Copyright Infringement Made Easy, File Sharing

by Eric N. Assouline, Esq. and Lorri Lomnitzer, Esq.

On October 17, 2007, a jury in a federal district court in Minnesota found Jammie Thomas liable for willful copyright infringement and reached a verdict of $222,000.00 in damages. Sony BMG Music Entertainment was among the seven record labels who brought this lawsuit against Thomas for sharing music online and infringing on their copyrights. The plaintiffs in that case were able to show Thomas had twenty-four songs on her computer that she made available in the Kazaa file-sharing network. This verdict is a first of its kind and should have a chilling effect on those who share music files with others.

Under the Copyright Act, one who distributes copies of copyrighted work without proper authorization from its owner may be liable for copyright infringement. The Thomas case helps clarify the ambiguity in what constitutes “distributes” with respect to file-sharing cases.
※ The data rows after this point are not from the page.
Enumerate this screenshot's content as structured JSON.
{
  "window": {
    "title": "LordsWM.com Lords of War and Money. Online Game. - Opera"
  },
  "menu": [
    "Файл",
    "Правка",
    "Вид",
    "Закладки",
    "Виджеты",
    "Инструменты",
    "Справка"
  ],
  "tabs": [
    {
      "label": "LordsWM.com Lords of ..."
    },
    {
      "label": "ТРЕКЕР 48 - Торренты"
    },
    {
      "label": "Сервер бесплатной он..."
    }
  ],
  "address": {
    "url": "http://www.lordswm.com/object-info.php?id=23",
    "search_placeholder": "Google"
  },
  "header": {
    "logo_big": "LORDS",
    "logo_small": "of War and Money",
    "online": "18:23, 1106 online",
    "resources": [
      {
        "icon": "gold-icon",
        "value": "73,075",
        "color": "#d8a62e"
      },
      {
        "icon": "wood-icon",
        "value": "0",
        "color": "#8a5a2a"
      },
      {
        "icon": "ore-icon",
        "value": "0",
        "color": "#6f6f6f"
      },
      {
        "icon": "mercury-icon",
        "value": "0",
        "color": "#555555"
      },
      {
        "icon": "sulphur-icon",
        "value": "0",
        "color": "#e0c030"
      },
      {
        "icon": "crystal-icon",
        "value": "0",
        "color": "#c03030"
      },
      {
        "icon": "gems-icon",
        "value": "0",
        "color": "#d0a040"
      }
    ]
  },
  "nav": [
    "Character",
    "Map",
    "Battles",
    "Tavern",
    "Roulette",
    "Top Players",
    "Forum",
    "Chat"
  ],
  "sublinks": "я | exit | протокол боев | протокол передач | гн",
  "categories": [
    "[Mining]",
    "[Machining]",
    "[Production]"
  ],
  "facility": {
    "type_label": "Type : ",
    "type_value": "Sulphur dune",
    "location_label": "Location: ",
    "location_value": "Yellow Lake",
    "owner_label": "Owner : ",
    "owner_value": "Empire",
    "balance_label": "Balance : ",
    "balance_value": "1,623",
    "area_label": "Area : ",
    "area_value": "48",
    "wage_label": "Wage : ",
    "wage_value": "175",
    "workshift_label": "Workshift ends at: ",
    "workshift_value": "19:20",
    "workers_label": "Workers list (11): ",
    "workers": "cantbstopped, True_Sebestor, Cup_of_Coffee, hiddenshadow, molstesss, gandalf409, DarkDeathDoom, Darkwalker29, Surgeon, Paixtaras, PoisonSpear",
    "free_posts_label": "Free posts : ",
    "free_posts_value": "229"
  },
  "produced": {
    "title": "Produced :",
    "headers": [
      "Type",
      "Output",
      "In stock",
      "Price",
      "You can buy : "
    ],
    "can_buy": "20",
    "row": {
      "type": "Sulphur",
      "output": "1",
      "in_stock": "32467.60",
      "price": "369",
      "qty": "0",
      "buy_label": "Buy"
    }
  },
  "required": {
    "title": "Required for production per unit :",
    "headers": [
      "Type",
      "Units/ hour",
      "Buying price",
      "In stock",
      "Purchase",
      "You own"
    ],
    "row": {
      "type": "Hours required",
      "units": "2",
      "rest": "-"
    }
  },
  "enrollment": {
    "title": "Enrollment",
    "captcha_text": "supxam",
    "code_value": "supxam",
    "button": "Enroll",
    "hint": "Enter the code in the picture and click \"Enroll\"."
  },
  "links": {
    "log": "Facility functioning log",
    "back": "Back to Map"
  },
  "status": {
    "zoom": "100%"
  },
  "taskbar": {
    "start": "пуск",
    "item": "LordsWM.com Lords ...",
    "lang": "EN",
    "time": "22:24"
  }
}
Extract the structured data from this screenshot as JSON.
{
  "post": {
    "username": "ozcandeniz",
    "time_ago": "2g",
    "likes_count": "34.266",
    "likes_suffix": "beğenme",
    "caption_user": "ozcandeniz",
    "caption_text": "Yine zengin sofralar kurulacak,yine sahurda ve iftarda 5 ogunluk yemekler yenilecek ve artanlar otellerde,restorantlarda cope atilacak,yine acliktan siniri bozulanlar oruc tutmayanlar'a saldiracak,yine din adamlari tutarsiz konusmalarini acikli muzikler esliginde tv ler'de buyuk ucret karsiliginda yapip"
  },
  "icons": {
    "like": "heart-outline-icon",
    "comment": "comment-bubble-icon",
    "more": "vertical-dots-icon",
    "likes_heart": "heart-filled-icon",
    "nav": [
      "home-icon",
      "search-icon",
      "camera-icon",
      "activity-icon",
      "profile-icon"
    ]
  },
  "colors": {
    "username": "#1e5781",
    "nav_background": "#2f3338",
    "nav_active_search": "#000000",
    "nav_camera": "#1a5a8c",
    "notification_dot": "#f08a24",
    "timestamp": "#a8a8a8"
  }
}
The judge in the Thomas case instructed the jury that they could find infringement regardless of whether or not anyone copied the twenty-four music files in her computer. The court interpreted the term “distribution” in the Copyright Act to simply mean making the file accessible to others and not a question of whether someone actually copied it.

It is important to note that the Copyright Act allows for statutory damages of up to $150,000.00 for each willful infringement. Thomas had thousands of music files on her computer, however, the record labels sought to hold her accountable for only twenty-four. As a result, Thomas could have been liable for up to $3,600,000.00 in damages. Luckily, the jury found Thomas liable for only $9,250.00 in statutory damages per infringement.

Although there were thousands of cases like the Thomas case filed by the record companies, this is the first of its kind to actually go to trial. In an effort to stop file sharing and copyright infringement, the record labels and the Recording Industry Association of America (“RIAA”) may choose to make examples out of further un-suspecting individuals who share files. As a result, the threat of more similar trials is on the horizon.

With CD sales on a tremendous decline over the years and online music piracy taking over, the music industry is using other tactics to try to re-capture some of its market share. On October 19, 2007, the RIAA reported that it sent out 411 pre-litigation settlement letters to 19 universities nationwide in an attempt to thwart music theft on the internet. These letters are subsequently forwarded to the individual student users, who are given an opportunity to settle the copyright infringement claim with the RIAA at a discounted rate. Otherwise, the record companies have threatened to sue. The RIAA is determined to take a proactive stance with music piracy as, according to the RIAA website, its record label members are losing over $300,000,000.00 per year to street piracy alone (this figure does not take into account the difficult task of calculating online piracy). Record companies, musicians, record stores, and others in the music industry have lost jobs and millions of dollars and have been forced to shut down. It seems as if filing lawsuits against unsuspecting online copyright infringers is the RIAA’s strongest ammunition in the war against music piracy.

Now that threshold of proof has been lowered with respect to what constitutes “distributes”, the record labels and RIAA are more likely to prevail in these types of lawsuits. Now, anyone who copies or distributes files, uploads files, or who makes files available for sharing without authorization, may be a target in a civil suit by record companies. This means that a person may expose themselves to liability simply by joining a peer-to-peer filing sharing network (such as Kazaa) and making files available for download. Although the record labels and the RIAA are targeting unauthorized use of music files, the same rules apply to copyrighted movies, pictures, text, and software. In addition, a judgment of willful copyright infringement against an individual may be non-dischargeable if they were forced to file for bankruptcy protection.